Now, granted, I haven’t exactly been under the impression that there are hordes of gay men and lesbians looking for gay-friendly health coaches.
But maybe they’re not looking because there’s a perception that there’s no such thing.
I haven’t seen anyone openly marketing to the LGBT population, or hinting that they would even be welcome.
A lot of practitioners are marketing to “busy moms,” or women with no libido who haven’t had (or wanted) sex with their husbands in years.
And I’ll be the first person to admit that I haven’t exactly been marketing to the LGBT crowd myself.
Mostly that’s because none of my lesbian friends seem all that interested in healthy eating, exercise or mindset tools.
But Debra isn’t gay, and so, as a business team, we don’t want to restrict ourselves to one or the other group.

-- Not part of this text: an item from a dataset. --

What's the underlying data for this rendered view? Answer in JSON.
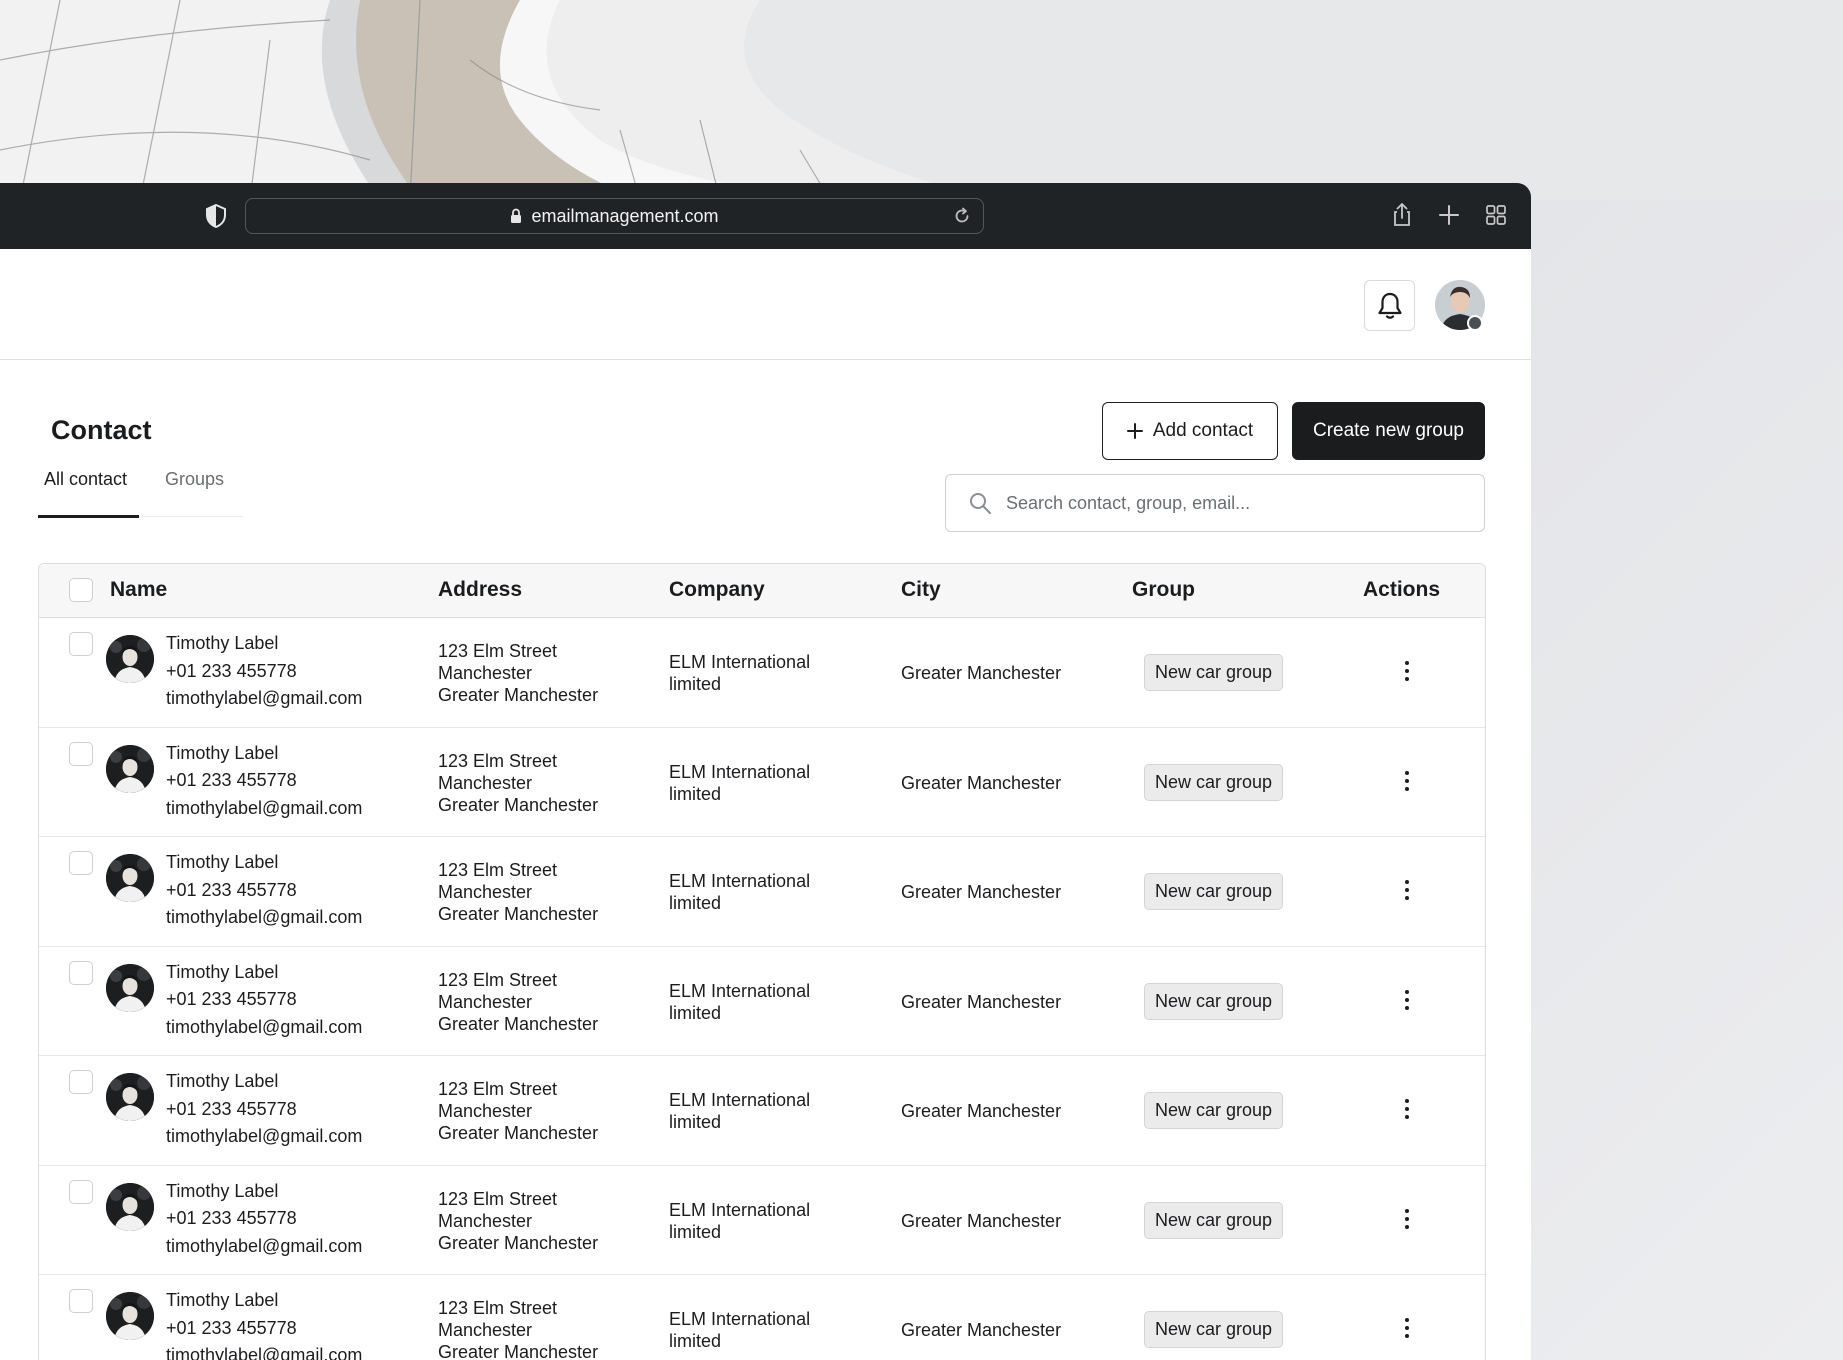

Debra is what we call a “straight ally,” and we share a circle of friends that includes gay men and women, and someone who’s transgender.
Basically, I just want to remind everyone that our clients may come in many varieties, and I’d like to think that none of us would turn someone away just because they’re gay (or straight, for that matter).
Some of those “busy moms” needing a health coach might just be partnered up with (or married to) another woman.
And some of those super-fit, athletic guys might have boyfriends.
So I guess this is my unofficial way of “outing” myself.
I haven’t gone out of my way to advertise that I’m a lesbian, but I haven’t exactly tried to hide it from my friends and colleagues in this business either.
And if you’re reading this, and you’re a lesbian who thinks there aren’t any health coaches out there who might be able to speak to you from a familiar place – think again.
I don’t know how many of us are out there – I’ve heard rumors, but I don’t want to repeat them, in case they’re just gossip – but I’d like to think I’m not the only one.
And for those of you who write articles, record podcasts and shoot videos – and host summits – just try to keep in mind that you might be ignoring a large part of the population that could use your help.
We should all be capable of coaching clients regardless of gender, race, age, religious affiliation, sexual orientation or gender identity.
And that starts with recognizing – and acknowledging – that those differences exist.
[Editor: Some online LGBT resources include the following]